Here's how the icon was born.
Rolls-Royce has become the embodiment of glamor, luxury, and quality on four wheels. But how did it all begin?
Back when the world was black and white, there was a chap named Charles Rolls. A talented entrepreneur, Rolls took a keen interest in the newfangled motor car. He opened one of the UK’s first car dealerships and went about importing models from Europe. A year later he would meet Henry Royce.
Henry was an engineer who built dynamos and electric cranes. However, after the Second Boer War demand for his product fell so he also took an interest in the car. He bought a couple models to find that they were rather terrible. Noisy, rough, and frightfully unreliable.
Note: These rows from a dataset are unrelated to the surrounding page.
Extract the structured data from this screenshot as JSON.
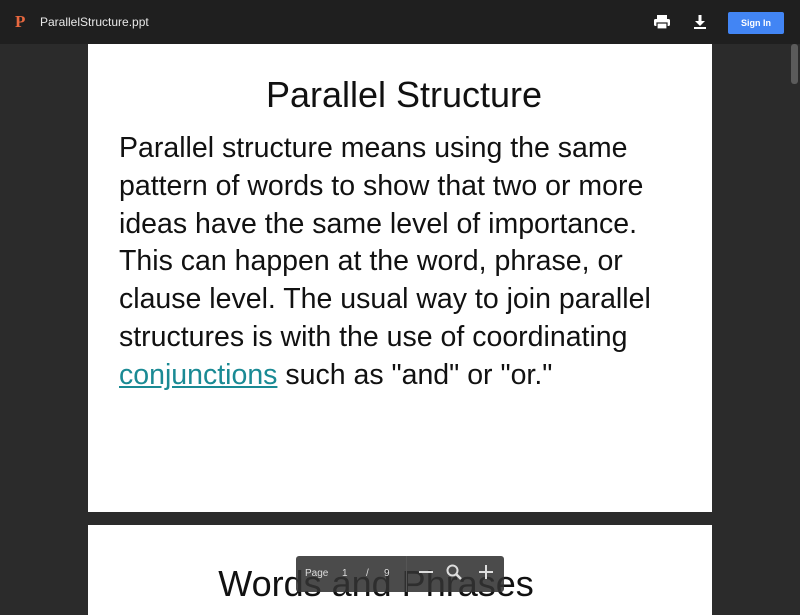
{
  "header": {
    "logo_letter": "P",
    "filename": "ParallelStructure.ppt",
    "signin_label": "Sign In",
    "icons": [
      "print-icon",
      "download-icon"
    ]
  },
  "slides": [
    {
      "title": "Parallel Structure",
      "body_before_link": "Parallel structure means using the same pattern of words to show that two or more ideas have the same level of importance. This can happen at the word, phrase, or clause level. The usual way to join parallel structures is with the use of coordinating ",
      "link_text": "conjunctions",
      "body_after_link": " such as \"and\" or \"or.\""
    },
    {
      "title": "Words and Phrases"
    }
  ],
  "pager": {
    "page_word": "Page",
    "current_page": "1",
    "separator": "/",
    "total_pages": "9",
    "icons": [
      "zoom-out-icon",
      "zoom-fit-icon",
      "zoom-in-icon"
    ]
  },
  "colors": {
    "accent_logo": "#e8683f",
    "signin_button": "#4285f4",
    "link": "#1a8a94"
  }
}
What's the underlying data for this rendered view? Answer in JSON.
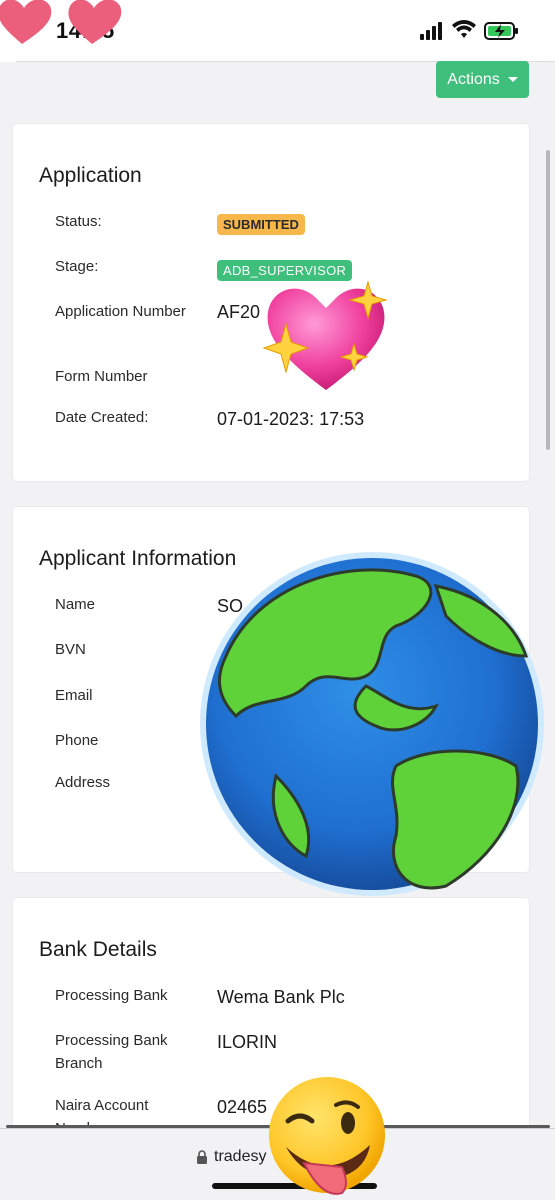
{
  "status_bar": {
    "time": "14:05"
  },
  "header": {
    "actions_label": "Actions"
  },
  "application": {
    "title": "Application",
    "status_label": "Status:",
    "status_value": "SUBMITTED",
    "stage_label": "Stage:",
    "stage_value": "ADB_SUPERVISOR",
    "app_number_label": "Application Number",
    "app_number_value": "AF20",
    "form_number_label": "Form Number",
    "date_label": "Date Created:",
    "date_value": "07-01-2023: 17:53"
  },
  "applicant": {
    "title": "Applicant Information",
    "name_label": "Name",
    "name_value": "SO",
    "bvn_label": "BVN",
    "email_label": "Email",
    "phone_label": "Phone",
    "address_label": "Address"
  },
  "bank": {
    "title": "Bank Details",
    "processing_bank_label": "Processing Bank",
    "processing_bank_value": "Wema Bank Plc",
    "branch_label": "Processing Bank Branch",
    "branch_value": "ILORIN",
    "naira_label": "Naira Account Number",
    "naira_value": "02465"
  },
  "browser": {
    "url": "tradesy"
  },
  "colors": {
    "accent_green": "#3ebf7b",
    "submitted_badge": "#f7b84b"
  }
}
Unsatisfied with the engineering, Royce set about building his own car. He built three and named the 10-horsepower machines after himself. One went to a colleague called Henry Edmunds who happened to know Charles Rolls. The meeting of Rolls and Royce would be the making of them.
Henry’s cars were sold under the banner of Rolls-Royce and debuted at the 1904 Paris Motor Show. In 1907 Rolls-Royce Limited was established and the duo's cars began winning awards.
To prove how well engineered their cars were, Rolls and Royce drove one from London to Glasgow 27 times on the trot; a distance of around 14,000 miles. In an era when cars were about as reliable as the British weather, that was mighty impressive.
Charles Rolls, as well as being a cunning businessman, was also a bit of a daredevil. He was actually the first person to fly a return trip over the English Channel. We certainly think he would approve of the Rolls-Royce Wraith Black Badge.